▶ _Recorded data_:
- Opening Delimiter -

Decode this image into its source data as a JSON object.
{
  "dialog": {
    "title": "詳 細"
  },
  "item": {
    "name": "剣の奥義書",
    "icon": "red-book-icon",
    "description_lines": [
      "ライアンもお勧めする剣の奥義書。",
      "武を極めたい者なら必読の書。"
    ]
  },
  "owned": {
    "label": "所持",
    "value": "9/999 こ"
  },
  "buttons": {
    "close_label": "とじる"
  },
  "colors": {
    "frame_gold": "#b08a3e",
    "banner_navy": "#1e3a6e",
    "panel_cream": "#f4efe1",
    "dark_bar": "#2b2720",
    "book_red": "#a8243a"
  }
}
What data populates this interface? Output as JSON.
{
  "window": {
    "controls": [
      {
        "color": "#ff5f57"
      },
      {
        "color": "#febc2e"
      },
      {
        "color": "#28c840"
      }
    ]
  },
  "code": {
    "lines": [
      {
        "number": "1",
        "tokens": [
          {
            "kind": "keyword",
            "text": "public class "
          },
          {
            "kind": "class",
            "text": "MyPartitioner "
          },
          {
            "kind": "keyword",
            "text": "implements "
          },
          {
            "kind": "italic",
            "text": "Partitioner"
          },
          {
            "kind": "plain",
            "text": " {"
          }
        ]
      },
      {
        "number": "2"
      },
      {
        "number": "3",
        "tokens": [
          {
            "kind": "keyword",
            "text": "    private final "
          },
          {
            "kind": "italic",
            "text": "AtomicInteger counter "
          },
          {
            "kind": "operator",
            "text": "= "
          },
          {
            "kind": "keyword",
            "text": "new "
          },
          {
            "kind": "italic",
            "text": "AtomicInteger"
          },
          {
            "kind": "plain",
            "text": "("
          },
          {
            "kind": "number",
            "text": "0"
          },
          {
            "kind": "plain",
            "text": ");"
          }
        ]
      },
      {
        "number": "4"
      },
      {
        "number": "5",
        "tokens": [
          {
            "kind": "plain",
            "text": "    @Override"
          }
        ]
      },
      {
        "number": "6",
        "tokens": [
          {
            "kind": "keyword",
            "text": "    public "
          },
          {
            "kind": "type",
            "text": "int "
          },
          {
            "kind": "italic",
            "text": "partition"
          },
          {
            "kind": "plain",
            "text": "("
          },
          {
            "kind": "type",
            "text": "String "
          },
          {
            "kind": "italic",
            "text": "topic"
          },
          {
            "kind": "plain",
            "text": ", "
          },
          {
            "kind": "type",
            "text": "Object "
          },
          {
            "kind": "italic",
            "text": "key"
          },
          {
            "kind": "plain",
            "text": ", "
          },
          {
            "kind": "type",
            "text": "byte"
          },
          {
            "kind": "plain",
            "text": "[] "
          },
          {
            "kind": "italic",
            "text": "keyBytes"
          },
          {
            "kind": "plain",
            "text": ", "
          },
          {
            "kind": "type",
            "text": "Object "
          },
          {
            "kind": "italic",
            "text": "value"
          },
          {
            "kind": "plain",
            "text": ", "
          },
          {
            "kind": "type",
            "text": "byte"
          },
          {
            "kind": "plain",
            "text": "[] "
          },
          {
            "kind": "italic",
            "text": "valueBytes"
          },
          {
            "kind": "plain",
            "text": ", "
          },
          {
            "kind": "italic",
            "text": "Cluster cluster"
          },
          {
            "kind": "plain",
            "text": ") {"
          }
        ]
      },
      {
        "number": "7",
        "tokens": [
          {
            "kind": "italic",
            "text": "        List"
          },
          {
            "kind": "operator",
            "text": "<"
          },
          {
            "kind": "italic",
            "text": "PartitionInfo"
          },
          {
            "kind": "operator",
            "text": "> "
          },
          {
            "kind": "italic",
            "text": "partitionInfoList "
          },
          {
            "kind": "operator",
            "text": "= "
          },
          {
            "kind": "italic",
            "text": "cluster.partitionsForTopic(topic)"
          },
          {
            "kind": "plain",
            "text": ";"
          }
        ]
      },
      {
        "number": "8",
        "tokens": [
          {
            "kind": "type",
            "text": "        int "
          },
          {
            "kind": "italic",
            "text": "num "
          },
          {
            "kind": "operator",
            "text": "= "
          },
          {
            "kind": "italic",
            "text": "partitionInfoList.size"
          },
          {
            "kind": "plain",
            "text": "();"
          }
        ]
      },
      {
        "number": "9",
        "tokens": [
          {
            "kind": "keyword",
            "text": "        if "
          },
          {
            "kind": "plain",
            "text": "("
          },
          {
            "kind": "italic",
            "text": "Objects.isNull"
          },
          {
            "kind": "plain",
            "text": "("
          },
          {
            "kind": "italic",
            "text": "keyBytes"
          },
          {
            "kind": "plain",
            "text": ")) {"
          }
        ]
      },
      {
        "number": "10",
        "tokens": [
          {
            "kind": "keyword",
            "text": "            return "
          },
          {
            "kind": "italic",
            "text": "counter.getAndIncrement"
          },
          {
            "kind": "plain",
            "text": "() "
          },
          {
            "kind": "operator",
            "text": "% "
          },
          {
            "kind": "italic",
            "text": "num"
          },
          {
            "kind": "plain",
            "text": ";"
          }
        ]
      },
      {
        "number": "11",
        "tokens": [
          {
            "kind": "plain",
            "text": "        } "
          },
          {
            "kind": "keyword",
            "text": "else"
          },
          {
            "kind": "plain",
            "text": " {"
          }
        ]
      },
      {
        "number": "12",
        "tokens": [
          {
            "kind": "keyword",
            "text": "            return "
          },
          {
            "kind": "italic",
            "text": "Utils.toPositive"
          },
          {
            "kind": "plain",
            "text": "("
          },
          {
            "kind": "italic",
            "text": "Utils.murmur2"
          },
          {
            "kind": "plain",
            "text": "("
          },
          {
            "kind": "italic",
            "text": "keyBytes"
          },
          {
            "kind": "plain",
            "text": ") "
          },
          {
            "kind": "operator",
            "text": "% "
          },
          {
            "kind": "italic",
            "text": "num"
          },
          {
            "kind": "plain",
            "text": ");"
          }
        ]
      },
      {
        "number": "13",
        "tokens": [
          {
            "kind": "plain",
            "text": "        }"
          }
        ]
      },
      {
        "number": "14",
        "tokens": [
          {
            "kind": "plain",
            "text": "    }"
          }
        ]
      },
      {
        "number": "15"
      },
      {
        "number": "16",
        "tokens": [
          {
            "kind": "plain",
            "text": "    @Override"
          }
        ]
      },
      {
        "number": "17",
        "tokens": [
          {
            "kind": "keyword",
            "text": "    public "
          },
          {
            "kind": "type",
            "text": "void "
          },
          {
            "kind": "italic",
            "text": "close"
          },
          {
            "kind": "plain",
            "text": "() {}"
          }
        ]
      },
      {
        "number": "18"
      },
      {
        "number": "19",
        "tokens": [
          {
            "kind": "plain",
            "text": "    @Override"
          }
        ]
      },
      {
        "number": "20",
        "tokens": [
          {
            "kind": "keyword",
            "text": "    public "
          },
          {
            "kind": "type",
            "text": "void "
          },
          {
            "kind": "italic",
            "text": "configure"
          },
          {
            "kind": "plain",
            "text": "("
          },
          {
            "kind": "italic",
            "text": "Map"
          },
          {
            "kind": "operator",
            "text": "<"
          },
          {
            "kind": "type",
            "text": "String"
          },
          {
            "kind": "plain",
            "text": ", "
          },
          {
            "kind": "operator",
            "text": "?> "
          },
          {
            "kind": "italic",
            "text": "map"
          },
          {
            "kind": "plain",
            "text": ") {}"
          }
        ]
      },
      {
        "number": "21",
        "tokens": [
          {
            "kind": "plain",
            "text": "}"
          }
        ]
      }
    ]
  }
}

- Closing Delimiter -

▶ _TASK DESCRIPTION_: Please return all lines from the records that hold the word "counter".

▶ _ANSWER TO THIS EXERCISE_:
            "text": "AtomicInteger counter "
            "text": "counter.getAndIncrement"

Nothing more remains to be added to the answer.